The Copyright Directive is intended to bring rules around content in line with the digital age. The two most controversial parts of it are Article 11 and Article 13. The first of these is intended to provide fair remuneration for publishers and prevent online content-sharing platforms and news aggregators sharing links without paying for them. But it has been called the "link tax" by opponents and raised questions about who will have to pay and how much. Article 13 puts more onus on websites to enforce copyright laws and could mean that any online platform that allows users to post text, images, sounds or code will need a way to assess and filter content.
Pangea was founded by Al Goldstein, a Deutsche Bank investment banker who quit to found a massive, intercontinental payday lending outfit; he tapped the investors that he enriched with his payday lending business to stake him $180 million and bought up thousands of low-rent buildings in Chicago's poorest neighborhoods (which are also Chicago's blackest neighborhoods).
In 2014, Quentin Tarantino sued Gawker for publishing a link to a leaked pre-release screener of his movie "The Hateful Eight." The ensuing court-case revealed that the screeners Tarantino's company had released had some forensic "traitor tracing" features to enable them to track down the identities of people who leaked copies.
In 2017, an engineer and entrepreneur sued Techdirt for criticising his claim to have invented email. Though a district court soon dismissed the lawsuit on First Amendment grounds, appeals and wrangling over lawyers’ fees continued. The case finally settled this month, Techdirt reports: article stays up, no money changes hands. It’s a win for Techdirt […]
Kudos to those of us who have chosen a less wasteful third option to “paper or plastic” at the supermarket or club stores. Tote bags are reusable, but they can be a pain to tote around. Here’s an upgrade to that planet-saving measure. The Club Cart Lotus Trolley Bag is that rare tote you’ll want […]
Looking for a career in IT, gaming or software development? In the ever-changing world of the internet, versatility is your biggest asset. In other words, mastering Java might not cut it in an interview if you don’t know C#. However, there’s a bundle that covers the essentials in most any language. The Legendary Learn to […]

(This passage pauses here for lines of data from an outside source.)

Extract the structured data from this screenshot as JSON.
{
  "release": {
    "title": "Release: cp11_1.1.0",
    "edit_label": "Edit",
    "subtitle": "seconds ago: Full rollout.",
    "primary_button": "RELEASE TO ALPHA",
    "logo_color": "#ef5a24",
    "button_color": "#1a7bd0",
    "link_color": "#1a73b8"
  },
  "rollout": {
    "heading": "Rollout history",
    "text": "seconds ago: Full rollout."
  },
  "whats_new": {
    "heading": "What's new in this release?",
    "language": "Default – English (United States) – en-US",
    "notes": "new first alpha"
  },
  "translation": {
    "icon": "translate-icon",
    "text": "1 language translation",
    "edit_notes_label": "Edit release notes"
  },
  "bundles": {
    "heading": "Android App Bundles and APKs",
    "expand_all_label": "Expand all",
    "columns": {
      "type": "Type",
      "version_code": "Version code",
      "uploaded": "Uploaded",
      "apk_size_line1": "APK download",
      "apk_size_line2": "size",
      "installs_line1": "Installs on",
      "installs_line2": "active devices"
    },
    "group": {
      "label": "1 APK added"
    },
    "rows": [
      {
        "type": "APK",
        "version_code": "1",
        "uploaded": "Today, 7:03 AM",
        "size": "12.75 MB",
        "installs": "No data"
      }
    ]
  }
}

Getting a set of cookware that will outlast you is one of those signs you’ve truly grown up. It used to be easy to find durable materials that also cook well, but these days it can be hard to tell what’s quality and what brands are coasting by on a recognizable name. Well, there’s at […]